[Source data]
◇ ◇ ◇ ◇ ◇
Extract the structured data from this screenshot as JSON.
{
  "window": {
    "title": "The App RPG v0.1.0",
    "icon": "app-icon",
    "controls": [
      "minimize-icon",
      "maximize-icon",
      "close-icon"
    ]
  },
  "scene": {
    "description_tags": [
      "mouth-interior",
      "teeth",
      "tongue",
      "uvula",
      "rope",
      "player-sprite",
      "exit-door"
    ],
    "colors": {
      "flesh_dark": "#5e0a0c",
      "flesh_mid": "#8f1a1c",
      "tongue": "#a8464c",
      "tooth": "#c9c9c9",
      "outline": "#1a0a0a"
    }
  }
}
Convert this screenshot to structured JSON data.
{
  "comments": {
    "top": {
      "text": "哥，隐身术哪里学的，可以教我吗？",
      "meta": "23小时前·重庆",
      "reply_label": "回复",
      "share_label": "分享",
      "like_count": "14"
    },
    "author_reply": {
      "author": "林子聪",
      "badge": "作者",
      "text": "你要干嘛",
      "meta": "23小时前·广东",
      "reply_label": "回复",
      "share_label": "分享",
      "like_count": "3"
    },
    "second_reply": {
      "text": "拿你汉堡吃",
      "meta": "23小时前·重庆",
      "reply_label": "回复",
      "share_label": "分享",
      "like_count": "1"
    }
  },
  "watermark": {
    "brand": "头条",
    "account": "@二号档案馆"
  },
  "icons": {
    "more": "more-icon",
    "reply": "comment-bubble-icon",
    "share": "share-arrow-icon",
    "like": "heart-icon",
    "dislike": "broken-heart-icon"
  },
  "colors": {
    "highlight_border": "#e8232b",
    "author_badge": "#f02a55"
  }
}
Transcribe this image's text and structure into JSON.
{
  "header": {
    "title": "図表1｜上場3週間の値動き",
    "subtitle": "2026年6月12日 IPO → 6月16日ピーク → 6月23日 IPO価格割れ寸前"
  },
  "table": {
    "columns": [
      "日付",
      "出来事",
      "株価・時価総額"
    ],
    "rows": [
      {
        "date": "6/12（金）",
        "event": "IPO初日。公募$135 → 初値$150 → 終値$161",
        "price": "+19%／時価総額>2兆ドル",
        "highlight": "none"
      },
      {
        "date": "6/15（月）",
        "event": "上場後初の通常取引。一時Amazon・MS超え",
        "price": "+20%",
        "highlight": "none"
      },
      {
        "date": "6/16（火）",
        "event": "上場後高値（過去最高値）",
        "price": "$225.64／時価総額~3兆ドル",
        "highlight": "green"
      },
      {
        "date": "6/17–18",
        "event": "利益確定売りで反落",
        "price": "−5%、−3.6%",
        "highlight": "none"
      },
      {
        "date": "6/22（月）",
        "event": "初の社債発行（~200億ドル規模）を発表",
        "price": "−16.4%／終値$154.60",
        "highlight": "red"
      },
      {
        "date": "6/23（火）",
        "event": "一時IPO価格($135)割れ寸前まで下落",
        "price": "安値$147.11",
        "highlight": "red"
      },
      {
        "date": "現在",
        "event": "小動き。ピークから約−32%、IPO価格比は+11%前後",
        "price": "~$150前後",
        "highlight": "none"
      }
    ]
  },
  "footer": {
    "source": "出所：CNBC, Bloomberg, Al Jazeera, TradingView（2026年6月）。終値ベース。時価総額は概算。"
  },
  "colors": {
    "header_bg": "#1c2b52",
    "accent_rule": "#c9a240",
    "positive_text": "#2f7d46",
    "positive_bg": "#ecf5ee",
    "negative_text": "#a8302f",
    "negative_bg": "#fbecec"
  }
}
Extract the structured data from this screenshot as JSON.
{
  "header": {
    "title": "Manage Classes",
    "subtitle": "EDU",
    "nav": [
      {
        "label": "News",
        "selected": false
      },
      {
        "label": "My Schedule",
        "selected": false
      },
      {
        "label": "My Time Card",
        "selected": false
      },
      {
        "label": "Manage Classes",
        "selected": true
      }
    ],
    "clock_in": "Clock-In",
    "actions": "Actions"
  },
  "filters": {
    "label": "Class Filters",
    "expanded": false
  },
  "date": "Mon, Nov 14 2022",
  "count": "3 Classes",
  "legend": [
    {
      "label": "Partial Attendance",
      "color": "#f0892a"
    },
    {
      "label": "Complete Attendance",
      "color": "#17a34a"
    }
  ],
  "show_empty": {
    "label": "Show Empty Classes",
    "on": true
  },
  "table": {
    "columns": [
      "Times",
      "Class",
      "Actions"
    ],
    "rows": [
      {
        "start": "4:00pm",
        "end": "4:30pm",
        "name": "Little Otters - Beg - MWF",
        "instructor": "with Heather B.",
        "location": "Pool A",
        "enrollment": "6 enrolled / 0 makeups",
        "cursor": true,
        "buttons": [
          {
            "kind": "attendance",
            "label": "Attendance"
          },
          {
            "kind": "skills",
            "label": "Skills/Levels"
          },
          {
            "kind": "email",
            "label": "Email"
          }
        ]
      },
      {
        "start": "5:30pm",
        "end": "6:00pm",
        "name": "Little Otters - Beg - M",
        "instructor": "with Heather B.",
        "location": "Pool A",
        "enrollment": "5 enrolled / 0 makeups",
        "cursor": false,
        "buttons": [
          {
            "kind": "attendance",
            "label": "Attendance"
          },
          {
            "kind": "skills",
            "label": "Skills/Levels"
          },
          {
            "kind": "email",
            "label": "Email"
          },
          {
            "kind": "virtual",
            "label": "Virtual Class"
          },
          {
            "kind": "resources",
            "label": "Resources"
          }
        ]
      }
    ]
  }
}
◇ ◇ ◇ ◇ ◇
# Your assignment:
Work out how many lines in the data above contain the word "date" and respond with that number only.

# Your solution:
8